WHAT YOU NEED TO DO: A faithful copy of all the data is required; pictures should not be included.

ENTRIES PROVIDED:
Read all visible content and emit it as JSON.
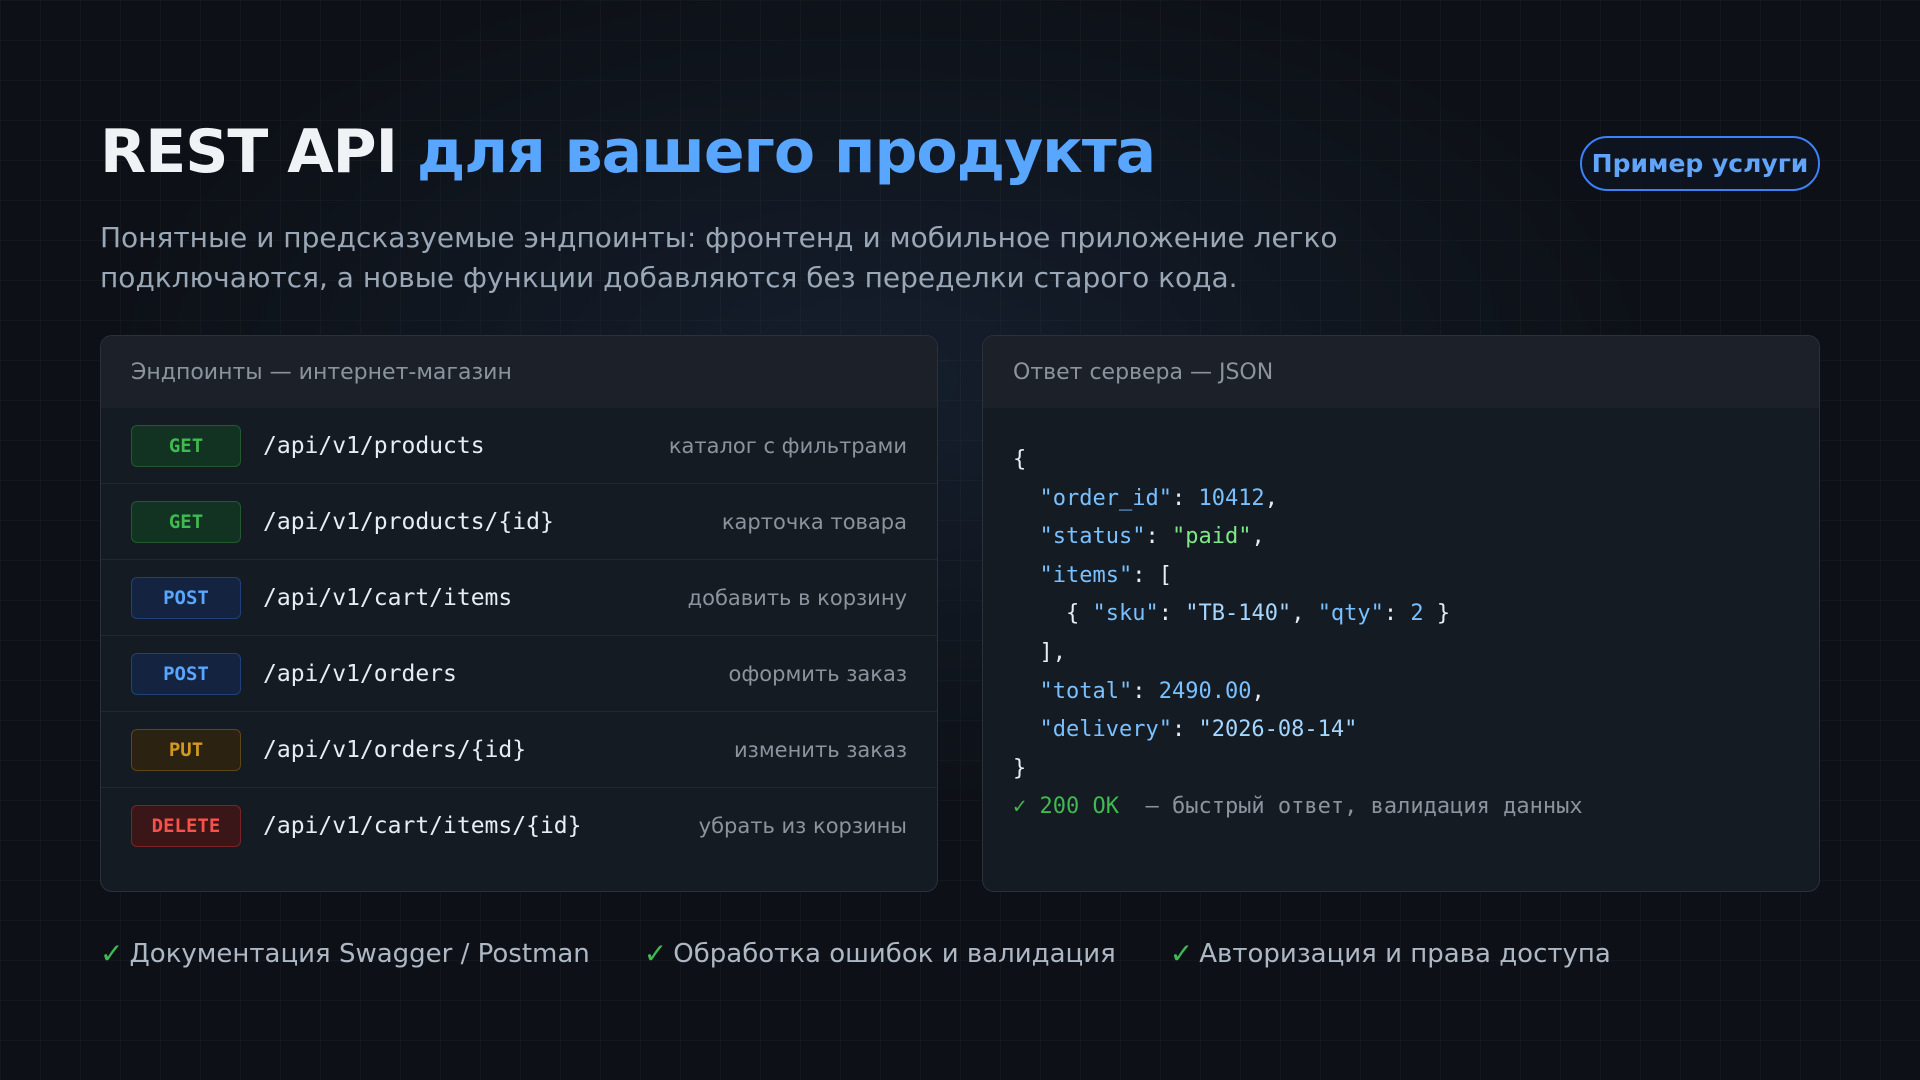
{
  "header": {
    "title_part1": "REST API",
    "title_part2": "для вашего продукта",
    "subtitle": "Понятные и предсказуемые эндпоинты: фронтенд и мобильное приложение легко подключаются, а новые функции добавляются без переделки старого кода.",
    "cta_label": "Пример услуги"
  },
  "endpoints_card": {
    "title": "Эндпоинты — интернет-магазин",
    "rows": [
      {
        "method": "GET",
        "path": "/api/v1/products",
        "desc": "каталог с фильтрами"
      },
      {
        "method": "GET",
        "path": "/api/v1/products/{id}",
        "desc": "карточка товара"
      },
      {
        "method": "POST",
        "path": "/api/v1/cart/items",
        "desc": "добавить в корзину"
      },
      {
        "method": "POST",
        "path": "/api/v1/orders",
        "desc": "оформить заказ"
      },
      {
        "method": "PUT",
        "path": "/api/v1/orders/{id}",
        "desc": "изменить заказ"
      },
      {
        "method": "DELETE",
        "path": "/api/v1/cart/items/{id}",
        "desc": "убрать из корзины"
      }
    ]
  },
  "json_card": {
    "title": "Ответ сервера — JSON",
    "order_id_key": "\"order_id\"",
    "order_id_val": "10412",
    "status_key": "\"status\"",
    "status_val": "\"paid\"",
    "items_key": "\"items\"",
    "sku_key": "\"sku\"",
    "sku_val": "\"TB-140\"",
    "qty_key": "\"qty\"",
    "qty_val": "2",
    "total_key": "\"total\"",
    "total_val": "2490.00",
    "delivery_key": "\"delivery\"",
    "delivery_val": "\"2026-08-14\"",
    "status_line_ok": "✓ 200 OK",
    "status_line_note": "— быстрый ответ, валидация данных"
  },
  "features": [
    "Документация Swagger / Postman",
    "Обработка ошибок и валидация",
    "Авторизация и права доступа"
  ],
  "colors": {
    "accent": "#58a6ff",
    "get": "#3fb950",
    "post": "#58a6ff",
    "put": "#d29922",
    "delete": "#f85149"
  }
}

OUTPUT:
Read all visible content and emit it as JSON.
{
  "header": {
    "title_part1": "REST API",
    "title_part2": "для вашего продукта",
    "subtitle": "Понятные и предсказуемые эндпоинты: фронтенд и мобильное приложение легко подключаются, а новые функции добавляются без переделки старого кода.",
    "cta_label": "Пример услуги"
  },
  "endpoints_card": {
    "title": "Эндпоинты — интернет-магазин",
    "rows": [
      {
        "method": "GET",
        "path": "/api/v1/products",
        "desc": "каталог с фильтрами"
      },
      {
        "method": "GET",
        "path": "/api/v1/products/{id}",
        "desc": "карточка товара"
      },
      {
        "method": "POST",
        "path": "/api/v1/cart/items",
        "desc": "добавить в корзину"
      },
      {
        "method": "POST",
        "path": "/api/v1/orders",
        "desc": "оформить заказ"
      },
      {
        "method": "PUT",
        "path": "/api/v1/orders/{id}",
        "desc": "изменить заказ"
      },
      {
        "method": "DELETE",
        "path": "/api/v1/cart/items/{id}",
        "desc": "убрать из корзины"
      }
    ]
  },
  "json_card": {
    "title": "Ответ сервера — JSON",
    "order_id_key": "\"order_id\"",
    "order_id_val": "10412",
    "status_key": "\"status\"",
    "status_val": "\"paid\"",
    "items_key": "\"items\"",
    "sku_key": "\"sku\"",
    "sku_val": "\"TB-140\"",
    "qty_key": "\"qty\"",
    "qty_val": "2",
    "total_key": "\"total\"",
    "total_val": "2490.00",
    "delivery_key": "\"delivery\"",
    "delivery_val": "\"2026-08-14\"",
    "status_line_ok": "✓ 200 OK",
    "status_line_note": "— быстрый ответ, валидация данных"
  },
  "features": [
    "Документация Swagger / Postman",
    "Обработка ошибок и валидация",
    "Авторизация и права доступа"
  ],
  "colors": {
    "accent": "#58a6ff",
    "get": "#3fb950",
    "post": "#58a6ff",
    "put": "#d29922",
    "delete": "#f85149"
  }
}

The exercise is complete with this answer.